■ Your objective ■
The count of lines below that include the string "drop" is the whole answer.

■ Task input ■
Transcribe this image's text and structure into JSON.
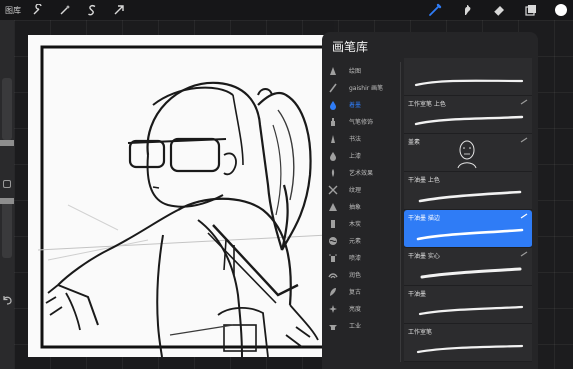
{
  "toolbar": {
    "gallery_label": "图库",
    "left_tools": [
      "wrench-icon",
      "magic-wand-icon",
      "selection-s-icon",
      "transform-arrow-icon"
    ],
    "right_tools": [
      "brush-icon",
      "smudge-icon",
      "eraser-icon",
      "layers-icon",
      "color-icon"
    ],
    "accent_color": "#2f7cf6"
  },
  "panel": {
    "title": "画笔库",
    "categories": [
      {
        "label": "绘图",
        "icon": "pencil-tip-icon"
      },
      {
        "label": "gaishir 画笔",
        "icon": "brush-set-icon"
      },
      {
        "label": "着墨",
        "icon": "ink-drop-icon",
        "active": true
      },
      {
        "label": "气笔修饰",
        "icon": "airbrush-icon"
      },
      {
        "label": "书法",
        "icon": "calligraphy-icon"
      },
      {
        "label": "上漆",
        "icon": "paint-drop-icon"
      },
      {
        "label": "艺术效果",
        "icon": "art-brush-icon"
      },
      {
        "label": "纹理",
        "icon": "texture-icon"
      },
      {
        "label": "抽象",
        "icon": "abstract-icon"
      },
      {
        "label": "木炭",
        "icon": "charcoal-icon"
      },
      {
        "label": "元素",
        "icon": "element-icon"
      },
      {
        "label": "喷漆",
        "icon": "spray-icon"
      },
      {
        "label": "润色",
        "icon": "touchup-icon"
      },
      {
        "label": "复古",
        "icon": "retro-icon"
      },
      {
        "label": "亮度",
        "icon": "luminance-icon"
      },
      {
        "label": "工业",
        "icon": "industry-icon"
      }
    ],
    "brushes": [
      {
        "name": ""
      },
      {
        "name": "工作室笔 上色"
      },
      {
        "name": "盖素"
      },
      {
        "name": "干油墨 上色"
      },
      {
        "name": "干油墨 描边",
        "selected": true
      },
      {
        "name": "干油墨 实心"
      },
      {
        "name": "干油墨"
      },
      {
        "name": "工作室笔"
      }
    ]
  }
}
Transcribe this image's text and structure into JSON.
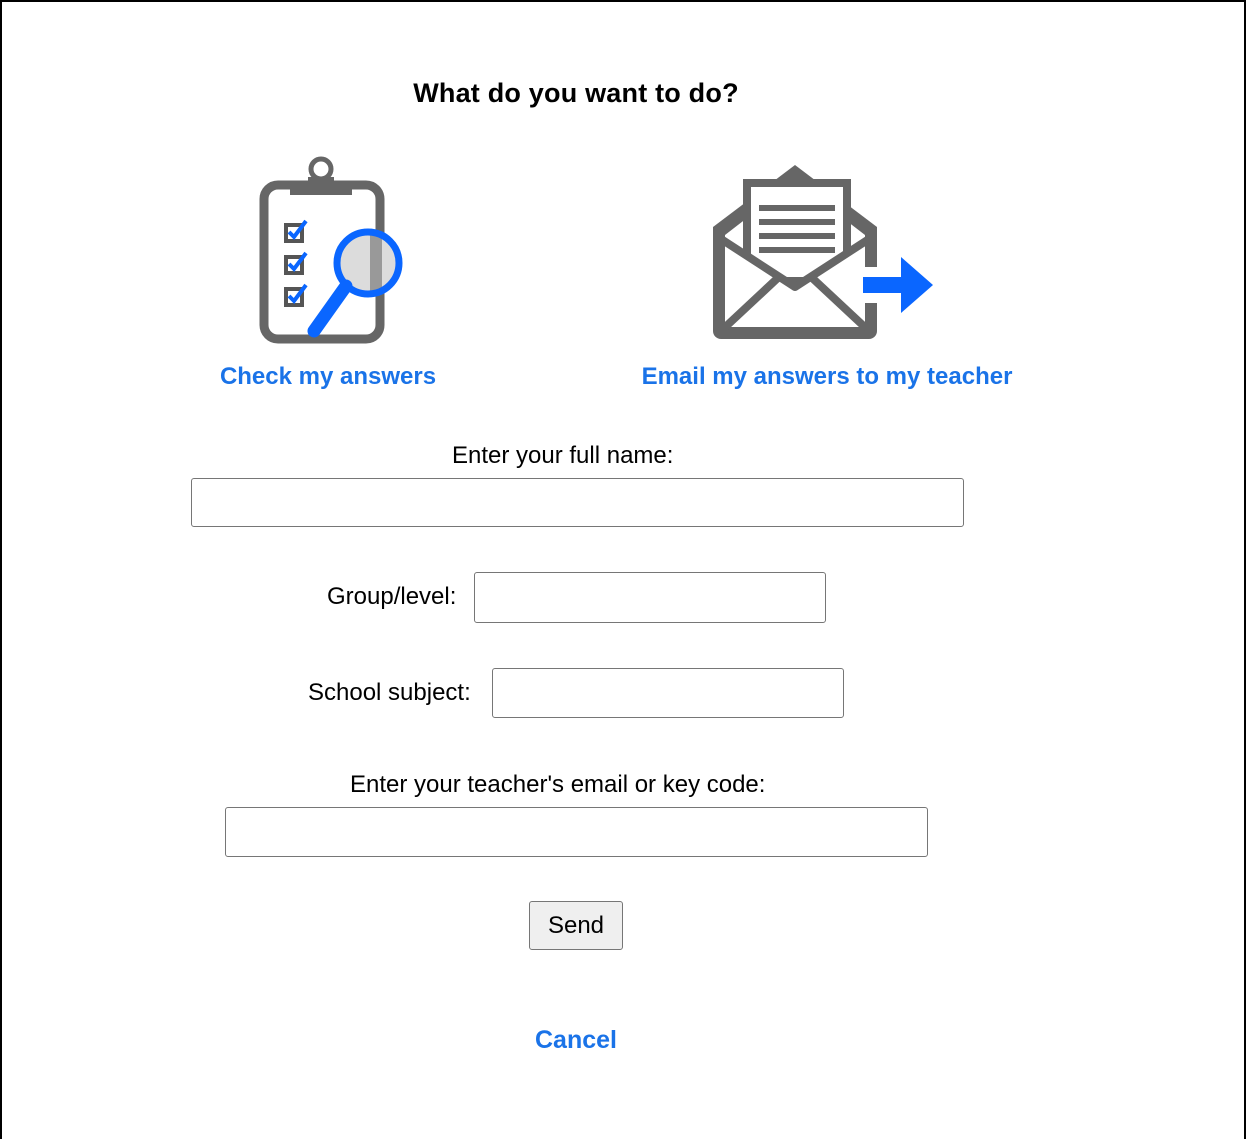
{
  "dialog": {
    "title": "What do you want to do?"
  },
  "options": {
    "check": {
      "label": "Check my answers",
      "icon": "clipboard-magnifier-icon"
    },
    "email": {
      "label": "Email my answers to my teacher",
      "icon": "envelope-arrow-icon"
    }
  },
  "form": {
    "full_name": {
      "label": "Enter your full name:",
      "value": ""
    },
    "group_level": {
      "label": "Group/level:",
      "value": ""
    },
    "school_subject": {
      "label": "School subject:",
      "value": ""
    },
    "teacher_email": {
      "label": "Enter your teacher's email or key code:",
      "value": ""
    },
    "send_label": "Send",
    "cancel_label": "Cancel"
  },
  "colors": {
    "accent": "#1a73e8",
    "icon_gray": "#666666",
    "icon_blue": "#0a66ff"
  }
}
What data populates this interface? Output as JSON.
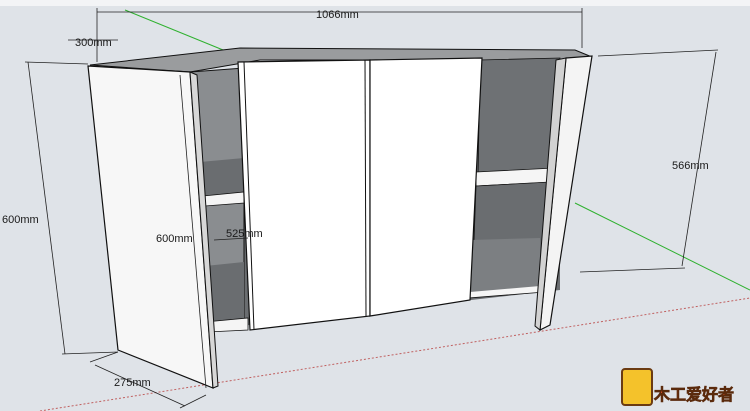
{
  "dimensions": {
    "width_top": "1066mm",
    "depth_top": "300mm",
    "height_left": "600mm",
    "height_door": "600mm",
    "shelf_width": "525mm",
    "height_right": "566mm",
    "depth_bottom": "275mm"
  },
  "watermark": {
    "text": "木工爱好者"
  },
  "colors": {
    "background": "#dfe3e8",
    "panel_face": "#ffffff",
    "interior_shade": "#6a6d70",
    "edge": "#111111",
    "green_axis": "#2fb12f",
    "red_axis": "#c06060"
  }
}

■ Solution to the problem ■
2